Over the years, Michael Palin has developed a talent for mining his past. The first three published volumes of his diaries (a fourth is on the way next year) perfectly encapsulate the ebb and flow of a restless creative spirit. Released in 1991, the film American Friends, meanwhile, dealt with a chaste Oxford professor who found himself in a complicated holiday romance with an older American woman and her teenage daughter. The story was pulled straight from the diary of Palin’s great-grandfather, Edward.

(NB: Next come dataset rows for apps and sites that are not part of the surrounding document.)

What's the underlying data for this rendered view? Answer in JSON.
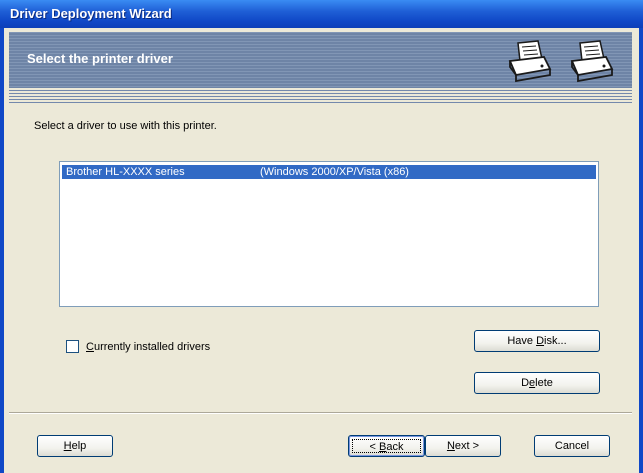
{
  "window": {
    "title": "Driver Deployment Wizard"
  },
  "banner": {
    "title": "Select the printer driver"
  },
  "instruction": "Select a driver to use with this printer.",
  "drivers": [
    {
      "name": "Brother HL-XXXX series",
      "platform": "(Windows 2000/XP/Vista (x86)",
      "selected": true
    }
  ],
  "checkbox": {
    "label_pre": "",
    "label_u": "C",
    "label_post": "urrently installed drivers",
    "checked": false
  },
  "buttons": {
    "have_disk": {
      "pre": "Have ",
      "u": "D",
      "post": "isk..."
    },
    "delete": {
      "pre": "D",
      "u": "e",
      "post": "lete"
    },
    "help": {
      "pre": "",
      "u": "H",
      "post": "elp"
    },
    "back": {
      "pre": "< ",
      "u": "B",
      "post": "ack"
    },
    "next": {
      "pre": "",
      "u": "N",
      "post": "ext >"
    },
    "cancel": {
      "pre": "Cancel",
      "u": "",
      "post": ""
    }
  },
  "icons": [
    "printer-icon",
    "printer-icon"
  ]
}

And so it continues with Great-Uncle Harry, a biography of Edward’s youngest son. However, where American Friends presented a subject matter that could be mined for laughs, Great-Uncle Harry offers nothing of the sort. Harry Palin was a little known and, from all available evidence, misunderstood man. His brief and somewhat directionless life ended in 1916, at the age of 32, at the battle of the Somme. His body was never recovered. Palin assumes that Harry either “died from a single bullet wound and was buried where he fell” or “was obliterated”.
Great-Uncle Harry represents Palin’s attempt to get to know this apparently unknowable man. Short on words and ill at ease in family photographs, Harry was the youngest of a huge and distinguished brood, and spent the first years of adulthood bumbling around the world in search of work. Handed a job on an Indian tea plantation, he was moved on after managers bemoaned his lack of effort and intelligence. Eventually he found employment in New Zealand, as a farmhand.

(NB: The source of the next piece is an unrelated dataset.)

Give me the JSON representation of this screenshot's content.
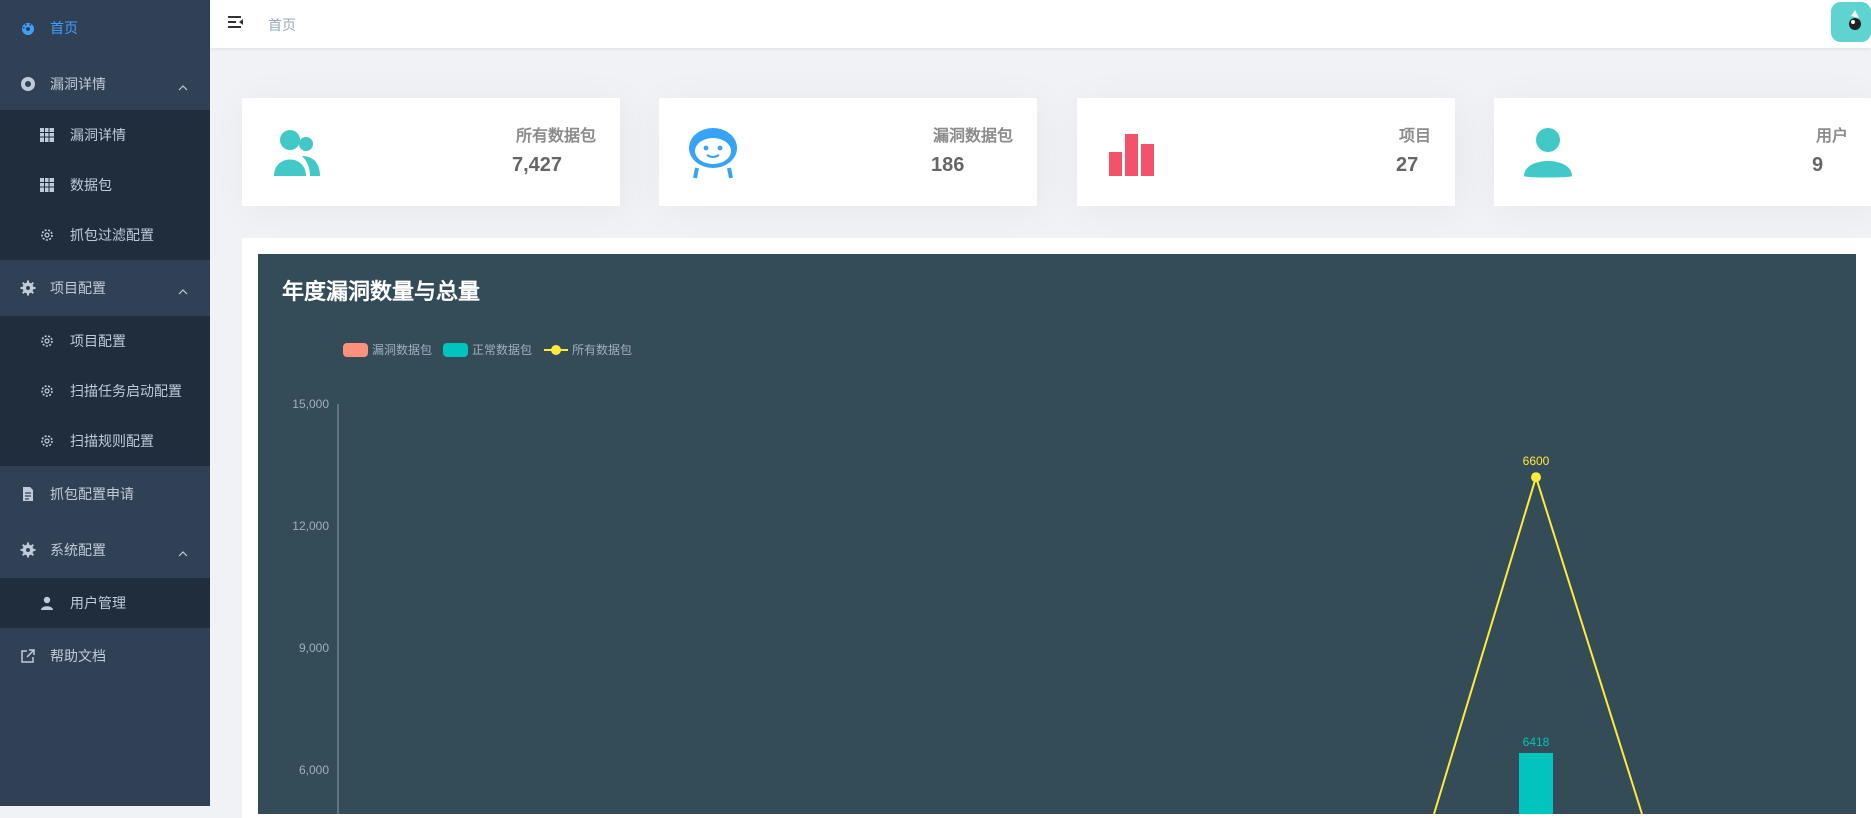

Palin fills his prewar accounts of Harry with mounds of supposition, tending to guess at his motivations. The Palins have always been a family of some distinction, stretching back to 1651 when Thomas Paylin helped hide King Charles II from Cromwell’s army. Reading the first half of this book, you sense a desire to elevate Harry. Where the tea plantation saw a lack of intelligence, Palin imagines a free spirit unconcerned with the conventional order of things. A hippy, in other words, half a century early.
With war, however, the picture comes into sharp relief, thanks to military documents recording Harry’s movements, and the first diaries he ever kept. Entries are typically short and terse – Palin repeatedly expresses the wish that Harry’s journals could have been as elegant and descriptive as those kept by the other soldiers in his battalion, which are often reproduced to augment the former’s spare prose – but they do the job, to sometimes heartbreaking effect.
We follow Harry through two violently misguided military campaigns, in Gallipoli and the trenches of northern France. Short bursts of dates and locations slowly give way to longer dispatches, describing the act of sending thousands of men like him to their death without a second thought as “pure murder”. There are moments of breathtaking personal sadness, too. A long-distance courtship, perhaps the defining relationship of his life, comes to an end. “Put the question to her on parting, but I fear it’s no good,” he writes in his final few months. “God bless her. I love her and I think she loves me, but not enough to marry me.” It is a moment of quiet devastation in a book full of atrocities.
Palin has packed in an astonishing amount of detective work here, digging through work records, photographs and different people’s diaries. Harry might have been what his great nephew calls “a very small fish in a very big war”, but with this book he has finally been given a voice. An important historical record and a well-paced story in its own right, Great-Uncle Harry is also much more than that: a tremendous act of love.
• Great-Uncle Harry: A Tale of War and Empire by Michael Palin is published by Hutchinson Heinemann (£22). To support the Guardian and Observer, order your copy at guardianbookshop.com. Delivery charges may apply.